EXERCISE: Below are the records. Gather each line that holds "description".

#### INPUT RECORDS

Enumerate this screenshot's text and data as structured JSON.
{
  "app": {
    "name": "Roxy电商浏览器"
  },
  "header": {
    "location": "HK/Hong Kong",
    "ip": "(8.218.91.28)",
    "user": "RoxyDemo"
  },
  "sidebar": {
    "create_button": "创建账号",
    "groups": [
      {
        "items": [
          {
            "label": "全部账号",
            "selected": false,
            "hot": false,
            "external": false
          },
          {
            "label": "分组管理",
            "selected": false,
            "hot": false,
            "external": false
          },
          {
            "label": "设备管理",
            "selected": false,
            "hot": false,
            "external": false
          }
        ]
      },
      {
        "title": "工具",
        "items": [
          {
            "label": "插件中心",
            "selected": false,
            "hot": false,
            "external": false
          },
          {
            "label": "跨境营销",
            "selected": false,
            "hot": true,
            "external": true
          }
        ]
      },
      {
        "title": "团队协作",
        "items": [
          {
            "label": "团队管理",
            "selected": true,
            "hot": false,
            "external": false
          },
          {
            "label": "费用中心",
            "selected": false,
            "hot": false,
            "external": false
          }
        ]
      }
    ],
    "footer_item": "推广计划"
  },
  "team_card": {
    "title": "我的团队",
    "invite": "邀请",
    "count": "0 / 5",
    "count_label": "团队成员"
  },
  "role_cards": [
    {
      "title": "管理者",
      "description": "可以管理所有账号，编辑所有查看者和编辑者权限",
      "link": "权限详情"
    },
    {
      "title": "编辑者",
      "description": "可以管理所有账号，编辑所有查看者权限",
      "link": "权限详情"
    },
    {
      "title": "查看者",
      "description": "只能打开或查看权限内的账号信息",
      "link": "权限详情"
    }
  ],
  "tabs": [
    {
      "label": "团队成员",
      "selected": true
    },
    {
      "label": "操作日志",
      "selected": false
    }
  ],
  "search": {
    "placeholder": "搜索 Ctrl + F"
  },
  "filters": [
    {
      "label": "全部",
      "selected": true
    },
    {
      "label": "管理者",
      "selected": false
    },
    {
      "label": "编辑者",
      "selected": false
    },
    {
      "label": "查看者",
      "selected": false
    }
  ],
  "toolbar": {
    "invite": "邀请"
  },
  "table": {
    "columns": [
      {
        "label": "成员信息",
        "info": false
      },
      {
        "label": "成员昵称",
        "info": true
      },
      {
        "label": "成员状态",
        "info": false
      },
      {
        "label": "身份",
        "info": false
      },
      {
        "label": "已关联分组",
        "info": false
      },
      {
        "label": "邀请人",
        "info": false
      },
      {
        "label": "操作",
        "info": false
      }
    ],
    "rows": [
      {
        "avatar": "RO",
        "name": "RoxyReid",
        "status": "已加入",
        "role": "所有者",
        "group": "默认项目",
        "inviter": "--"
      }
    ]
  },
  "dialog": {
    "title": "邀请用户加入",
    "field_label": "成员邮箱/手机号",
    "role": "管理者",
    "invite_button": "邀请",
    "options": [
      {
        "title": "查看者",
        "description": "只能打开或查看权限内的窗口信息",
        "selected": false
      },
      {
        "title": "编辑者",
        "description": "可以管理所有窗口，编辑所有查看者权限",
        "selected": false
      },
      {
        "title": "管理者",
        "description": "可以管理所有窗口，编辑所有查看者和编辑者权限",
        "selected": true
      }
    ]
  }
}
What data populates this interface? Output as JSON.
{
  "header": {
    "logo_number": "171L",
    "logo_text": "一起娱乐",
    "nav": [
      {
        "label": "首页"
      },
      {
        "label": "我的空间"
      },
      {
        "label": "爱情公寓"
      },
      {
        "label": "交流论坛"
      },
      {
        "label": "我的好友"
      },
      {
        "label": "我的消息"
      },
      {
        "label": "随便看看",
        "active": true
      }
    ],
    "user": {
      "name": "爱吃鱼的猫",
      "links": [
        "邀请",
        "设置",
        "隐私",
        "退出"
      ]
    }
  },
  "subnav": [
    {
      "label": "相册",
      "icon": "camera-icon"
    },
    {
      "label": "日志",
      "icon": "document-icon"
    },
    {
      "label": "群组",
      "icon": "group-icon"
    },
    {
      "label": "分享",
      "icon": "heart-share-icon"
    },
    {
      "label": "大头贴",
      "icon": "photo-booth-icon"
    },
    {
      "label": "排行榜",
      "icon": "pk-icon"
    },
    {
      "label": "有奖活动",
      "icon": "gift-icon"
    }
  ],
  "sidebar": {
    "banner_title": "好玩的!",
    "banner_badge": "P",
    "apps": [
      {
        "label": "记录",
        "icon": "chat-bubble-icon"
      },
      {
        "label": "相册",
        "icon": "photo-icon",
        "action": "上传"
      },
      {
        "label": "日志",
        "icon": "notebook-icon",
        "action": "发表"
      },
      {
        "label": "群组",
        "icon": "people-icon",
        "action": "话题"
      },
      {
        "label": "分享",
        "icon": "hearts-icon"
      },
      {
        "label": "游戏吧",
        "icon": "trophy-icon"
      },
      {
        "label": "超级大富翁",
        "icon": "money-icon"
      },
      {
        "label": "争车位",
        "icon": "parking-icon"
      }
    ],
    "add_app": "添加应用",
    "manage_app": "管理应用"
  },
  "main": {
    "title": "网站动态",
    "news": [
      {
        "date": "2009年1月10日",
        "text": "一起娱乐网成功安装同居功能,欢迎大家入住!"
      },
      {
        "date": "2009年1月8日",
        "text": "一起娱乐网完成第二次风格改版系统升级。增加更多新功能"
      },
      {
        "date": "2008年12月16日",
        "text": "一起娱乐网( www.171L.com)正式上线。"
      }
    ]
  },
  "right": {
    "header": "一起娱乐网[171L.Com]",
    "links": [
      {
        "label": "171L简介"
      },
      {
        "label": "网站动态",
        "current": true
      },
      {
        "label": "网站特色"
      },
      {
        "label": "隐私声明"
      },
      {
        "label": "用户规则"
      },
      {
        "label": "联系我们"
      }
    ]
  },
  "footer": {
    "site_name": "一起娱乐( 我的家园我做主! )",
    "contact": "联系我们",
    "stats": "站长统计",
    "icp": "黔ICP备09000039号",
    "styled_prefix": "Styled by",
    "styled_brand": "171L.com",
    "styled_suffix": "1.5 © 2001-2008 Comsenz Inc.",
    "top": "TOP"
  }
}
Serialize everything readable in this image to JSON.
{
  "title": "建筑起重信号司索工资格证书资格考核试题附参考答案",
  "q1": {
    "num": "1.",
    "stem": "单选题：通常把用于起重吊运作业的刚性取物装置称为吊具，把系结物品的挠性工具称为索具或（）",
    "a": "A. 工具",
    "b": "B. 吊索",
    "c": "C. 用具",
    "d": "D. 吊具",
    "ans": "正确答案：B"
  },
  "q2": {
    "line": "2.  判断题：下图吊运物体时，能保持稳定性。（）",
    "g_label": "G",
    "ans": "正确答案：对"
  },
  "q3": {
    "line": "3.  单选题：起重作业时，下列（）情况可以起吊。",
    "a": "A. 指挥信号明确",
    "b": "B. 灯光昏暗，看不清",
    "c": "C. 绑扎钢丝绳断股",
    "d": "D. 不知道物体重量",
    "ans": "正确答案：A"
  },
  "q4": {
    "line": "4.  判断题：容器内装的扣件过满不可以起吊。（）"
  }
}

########

PROBLEM SOLUTION:
      "description": "可以管理所有账号，编辑所有查看者和编辑者权限",
      "description": "可以管理所有账号，编辑所有查看者权限",
      "description": "只能打开或查看权限内的账号信息",
        "description": "只能打开或查看权限内的窗口信息",
        "description": "可以管理所有窗口，编辑所有查看者权限",
        "description": "可以管理所有窗口，编辑所有查看者和编辑者权限",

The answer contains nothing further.